Thomson Reuters has launched a new solution designed to counter trade-based money laundering (TBML).

While the tool, pitched at banks and other financial sector organisations, manages risk across the trade finance cycle, the vendor is pushing its compatibility with the latest TBML guidelines from the monetary authorities in Hong Kong and Singapore, respectively.

Both authorities have been clamping down on TBML breaches of late, as part of a wider move to clean up their financial sectors. Earlier this year, the Hong Kong Monetary Authority (HKMA) collaborated with the Hong Kong Association of Banks (HKAB) to produce a guidance paper on combating the practice.

Banks that adopt the recommended practices will be seen by the HKMA as meeting their obligations in the jurisdiction.
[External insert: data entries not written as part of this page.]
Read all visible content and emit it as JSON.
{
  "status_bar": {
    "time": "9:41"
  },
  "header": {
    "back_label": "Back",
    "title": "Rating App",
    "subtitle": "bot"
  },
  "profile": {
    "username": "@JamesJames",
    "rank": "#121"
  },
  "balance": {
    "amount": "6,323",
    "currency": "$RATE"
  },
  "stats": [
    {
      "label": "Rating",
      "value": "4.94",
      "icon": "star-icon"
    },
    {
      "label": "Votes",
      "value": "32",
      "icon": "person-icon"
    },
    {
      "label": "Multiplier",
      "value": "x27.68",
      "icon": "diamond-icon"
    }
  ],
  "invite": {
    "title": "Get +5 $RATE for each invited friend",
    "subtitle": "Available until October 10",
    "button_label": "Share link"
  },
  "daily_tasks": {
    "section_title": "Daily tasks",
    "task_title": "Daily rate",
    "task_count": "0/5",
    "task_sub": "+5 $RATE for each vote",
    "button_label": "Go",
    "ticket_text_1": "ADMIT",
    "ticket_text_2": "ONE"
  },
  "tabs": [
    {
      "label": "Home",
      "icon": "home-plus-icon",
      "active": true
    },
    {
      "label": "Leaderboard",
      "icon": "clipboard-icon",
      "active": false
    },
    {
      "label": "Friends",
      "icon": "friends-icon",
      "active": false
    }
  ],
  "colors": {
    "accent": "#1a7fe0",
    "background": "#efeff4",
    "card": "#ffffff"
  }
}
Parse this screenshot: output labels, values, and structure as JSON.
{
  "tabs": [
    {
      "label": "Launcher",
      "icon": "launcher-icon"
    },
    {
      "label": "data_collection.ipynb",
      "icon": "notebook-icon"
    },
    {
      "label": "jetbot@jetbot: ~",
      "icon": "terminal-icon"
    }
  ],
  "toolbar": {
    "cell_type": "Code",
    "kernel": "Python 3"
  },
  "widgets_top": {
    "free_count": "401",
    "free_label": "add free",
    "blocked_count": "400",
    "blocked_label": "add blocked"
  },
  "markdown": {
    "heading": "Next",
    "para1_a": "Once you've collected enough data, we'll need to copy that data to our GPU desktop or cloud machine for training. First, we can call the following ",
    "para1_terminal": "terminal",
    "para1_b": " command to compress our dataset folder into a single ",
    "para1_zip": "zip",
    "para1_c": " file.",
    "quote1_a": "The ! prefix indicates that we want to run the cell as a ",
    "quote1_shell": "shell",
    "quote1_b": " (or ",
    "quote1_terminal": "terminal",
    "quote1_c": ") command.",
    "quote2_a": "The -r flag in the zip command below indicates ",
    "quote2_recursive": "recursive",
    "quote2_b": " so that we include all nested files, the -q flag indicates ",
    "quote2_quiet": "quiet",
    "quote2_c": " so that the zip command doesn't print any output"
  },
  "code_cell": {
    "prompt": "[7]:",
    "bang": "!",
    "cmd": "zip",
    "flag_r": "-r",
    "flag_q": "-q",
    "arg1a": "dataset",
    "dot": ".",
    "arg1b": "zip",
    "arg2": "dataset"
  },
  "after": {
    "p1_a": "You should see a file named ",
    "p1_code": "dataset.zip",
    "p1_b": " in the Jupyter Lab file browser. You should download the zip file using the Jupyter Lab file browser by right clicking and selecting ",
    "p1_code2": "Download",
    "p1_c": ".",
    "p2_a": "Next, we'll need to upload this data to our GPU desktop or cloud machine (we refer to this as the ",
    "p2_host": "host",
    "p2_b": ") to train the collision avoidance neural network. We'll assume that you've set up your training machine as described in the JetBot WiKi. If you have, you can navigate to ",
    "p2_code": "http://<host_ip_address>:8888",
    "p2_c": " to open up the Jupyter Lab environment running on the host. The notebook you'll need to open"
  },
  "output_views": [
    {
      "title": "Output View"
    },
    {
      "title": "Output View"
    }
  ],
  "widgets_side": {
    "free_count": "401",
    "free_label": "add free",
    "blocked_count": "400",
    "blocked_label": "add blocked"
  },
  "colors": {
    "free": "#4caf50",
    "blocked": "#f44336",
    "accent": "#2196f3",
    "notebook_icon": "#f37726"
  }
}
The Monetary Authority of Singapore (MAS) launched a similar initiative in 2015.

While other authorities have yet to catch-up, the connectivity of Hong Kong and Singapore and the fact that counterparties that trade in or out of each district will also have to comply, means their policies have far-reaching effects.

“The reality of global trade is that no one can really operate in isolation, Singapore has 195 direct trading partners and Hong Kong has 182 direct trading partners. What this essentially means is that both countries combined have direct trading relationships with 197 countries [including bilaterally with each other].

“Therefore, the MAS and HKMA guidelines have an immediate implication to essentially the entire global trade and supply chain,” BC Tan, head of client and third-party risk, Asia Pacific at Thomson Reuters, tells GTR.

The company’s Trade Finance, Regulations, Audit and Control (TRAC) tool’s functionalities include: screening of vessels and third-parties, shipment tracking, regulatory reporting and transaction monitoring.

It uses Thomson Reuters’ World-Check for compliance screening, Eikon for price validation and shipment tracking as well as OneSource for dual-goods screening.

It uses the company’s proprietary data on commodity prices, and allows companies to build in their own intelligence and knowledge on pricing benchmarking and variance.

Tan says: “The idea of TRAC is to replace the currently disparate activities of different departments within the trade finance business onto a single unified platform that efficiently links up all the interdependent activities of trade processing with strong market data, risk intelligence, audit functionality and controls.”

He confirms that the solution will be rolled out globally in 2017, by which stage he expects “increasing momentum for tighter controls following the lead of MAS and HKMA”.